[[ EXTRACTED ENTRIES open ]]

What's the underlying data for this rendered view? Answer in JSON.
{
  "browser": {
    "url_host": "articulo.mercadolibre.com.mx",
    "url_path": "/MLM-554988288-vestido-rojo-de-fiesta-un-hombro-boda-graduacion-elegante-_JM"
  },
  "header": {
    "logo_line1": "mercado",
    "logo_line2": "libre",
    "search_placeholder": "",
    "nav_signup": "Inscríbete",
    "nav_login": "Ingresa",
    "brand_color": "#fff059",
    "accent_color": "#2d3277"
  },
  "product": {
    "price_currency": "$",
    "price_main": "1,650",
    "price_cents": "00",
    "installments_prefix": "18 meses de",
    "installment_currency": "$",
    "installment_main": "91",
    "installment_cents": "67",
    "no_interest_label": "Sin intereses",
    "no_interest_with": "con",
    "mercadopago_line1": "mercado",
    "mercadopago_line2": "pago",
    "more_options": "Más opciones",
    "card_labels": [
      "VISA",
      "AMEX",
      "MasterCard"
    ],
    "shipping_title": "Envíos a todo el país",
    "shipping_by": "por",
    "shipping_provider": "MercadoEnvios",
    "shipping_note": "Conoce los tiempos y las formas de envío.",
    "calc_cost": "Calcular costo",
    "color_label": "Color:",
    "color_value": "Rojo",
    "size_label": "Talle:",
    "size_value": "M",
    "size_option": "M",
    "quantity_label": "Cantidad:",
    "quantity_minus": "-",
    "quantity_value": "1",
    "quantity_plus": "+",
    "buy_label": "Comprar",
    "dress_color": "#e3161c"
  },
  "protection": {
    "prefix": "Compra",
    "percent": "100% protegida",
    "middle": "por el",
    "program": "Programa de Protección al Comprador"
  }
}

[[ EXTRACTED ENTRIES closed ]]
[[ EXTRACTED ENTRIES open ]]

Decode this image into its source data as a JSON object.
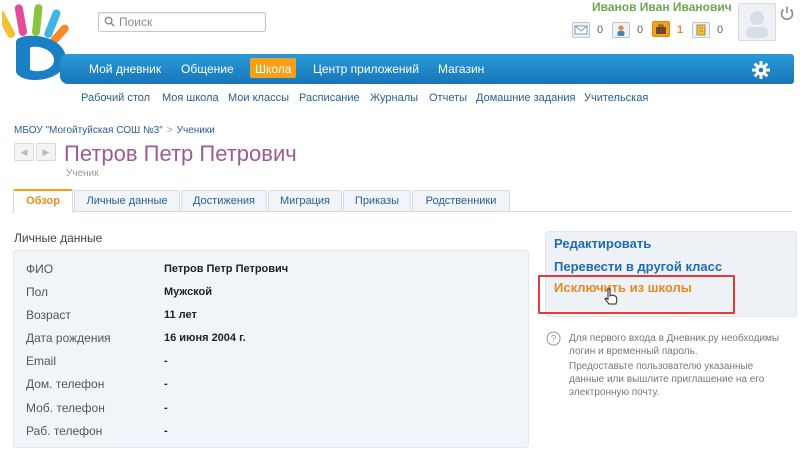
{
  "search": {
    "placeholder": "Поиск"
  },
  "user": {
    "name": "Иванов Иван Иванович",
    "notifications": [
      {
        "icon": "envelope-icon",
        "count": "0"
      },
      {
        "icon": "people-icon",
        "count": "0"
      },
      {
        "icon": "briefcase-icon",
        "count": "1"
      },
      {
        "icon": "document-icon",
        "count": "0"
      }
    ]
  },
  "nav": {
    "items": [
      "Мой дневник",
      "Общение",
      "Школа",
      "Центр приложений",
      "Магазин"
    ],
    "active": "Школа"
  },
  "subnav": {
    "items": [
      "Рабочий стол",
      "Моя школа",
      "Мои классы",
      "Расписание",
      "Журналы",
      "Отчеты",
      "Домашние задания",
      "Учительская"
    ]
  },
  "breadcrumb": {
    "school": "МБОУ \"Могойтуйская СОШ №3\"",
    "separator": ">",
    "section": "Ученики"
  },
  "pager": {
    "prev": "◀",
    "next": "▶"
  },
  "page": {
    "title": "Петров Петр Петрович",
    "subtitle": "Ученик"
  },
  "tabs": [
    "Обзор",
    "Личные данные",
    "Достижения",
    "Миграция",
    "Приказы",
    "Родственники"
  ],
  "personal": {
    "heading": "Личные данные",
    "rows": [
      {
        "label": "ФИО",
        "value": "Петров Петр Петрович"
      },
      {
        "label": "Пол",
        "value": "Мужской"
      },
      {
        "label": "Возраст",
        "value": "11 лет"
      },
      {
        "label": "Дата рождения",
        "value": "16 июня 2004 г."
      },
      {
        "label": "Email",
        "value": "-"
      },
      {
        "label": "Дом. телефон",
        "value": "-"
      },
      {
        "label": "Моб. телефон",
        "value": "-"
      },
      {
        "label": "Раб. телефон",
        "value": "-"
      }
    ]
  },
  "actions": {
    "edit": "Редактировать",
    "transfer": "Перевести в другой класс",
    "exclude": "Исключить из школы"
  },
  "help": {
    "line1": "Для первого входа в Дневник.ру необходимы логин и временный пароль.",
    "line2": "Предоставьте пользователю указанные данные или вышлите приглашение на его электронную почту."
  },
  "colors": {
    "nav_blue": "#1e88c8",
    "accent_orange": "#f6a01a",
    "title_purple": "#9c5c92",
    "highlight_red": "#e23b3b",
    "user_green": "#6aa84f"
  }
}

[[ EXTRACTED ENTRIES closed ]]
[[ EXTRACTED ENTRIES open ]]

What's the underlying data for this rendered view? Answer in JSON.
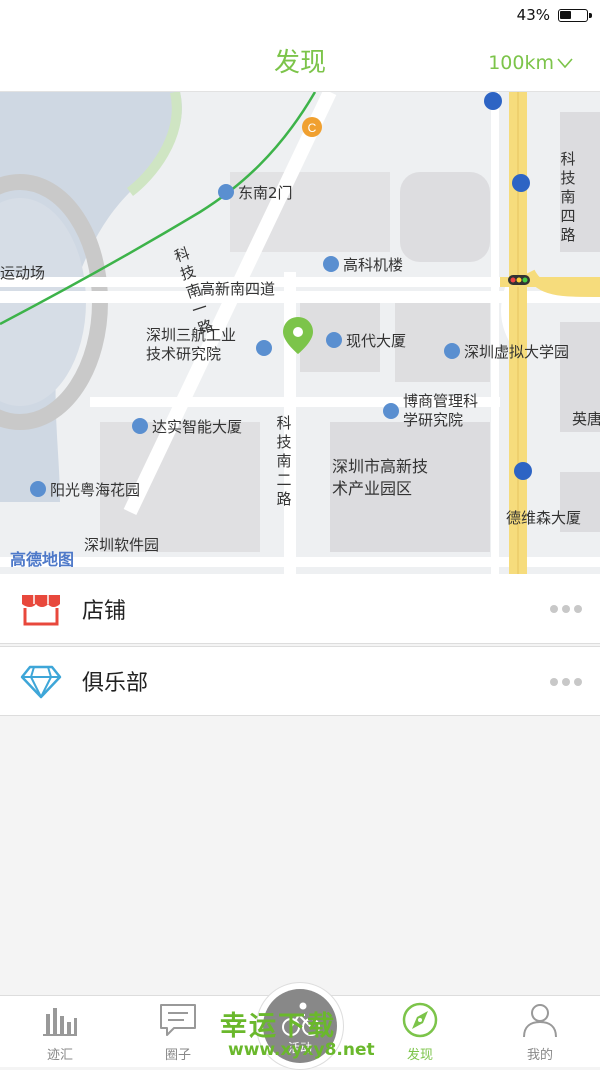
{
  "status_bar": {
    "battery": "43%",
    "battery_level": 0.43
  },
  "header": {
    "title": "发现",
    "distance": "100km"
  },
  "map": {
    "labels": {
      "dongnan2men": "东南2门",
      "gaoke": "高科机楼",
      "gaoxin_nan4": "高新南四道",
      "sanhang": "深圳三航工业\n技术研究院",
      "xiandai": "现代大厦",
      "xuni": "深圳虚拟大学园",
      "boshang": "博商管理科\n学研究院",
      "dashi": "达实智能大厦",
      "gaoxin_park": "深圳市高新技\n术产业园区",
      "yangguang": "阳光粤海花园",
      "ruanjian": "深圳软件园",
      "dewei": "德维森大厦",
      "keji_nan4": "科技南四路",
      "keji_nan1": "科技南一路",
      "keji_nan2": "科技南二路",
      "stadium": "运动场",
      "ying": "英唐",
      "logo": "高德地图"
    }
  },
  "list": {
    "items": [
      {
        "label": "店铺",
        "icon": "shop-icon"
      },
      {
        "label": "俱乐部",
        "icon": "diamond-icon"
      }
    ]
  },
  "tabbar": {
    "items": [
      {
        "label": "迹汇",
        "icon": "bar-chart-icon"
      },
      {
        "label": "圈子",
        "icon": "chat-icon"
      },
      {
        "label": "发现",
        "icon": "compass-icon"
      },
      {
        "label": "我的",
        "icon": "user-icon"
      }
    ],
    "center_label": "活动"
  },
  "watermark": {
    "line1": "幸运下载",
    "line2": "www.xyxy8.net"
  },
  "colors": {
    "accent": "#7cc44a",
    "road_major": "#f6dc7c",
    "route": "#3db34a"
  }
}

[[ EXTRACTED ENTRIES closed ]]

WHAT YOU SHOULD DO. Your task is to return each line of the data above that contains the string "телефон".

ANSWER TO THIS EXERCISE.
        "label": "Дом. телефон",
        "label": "Моб. телефон",
        "label": "Раб. телефон",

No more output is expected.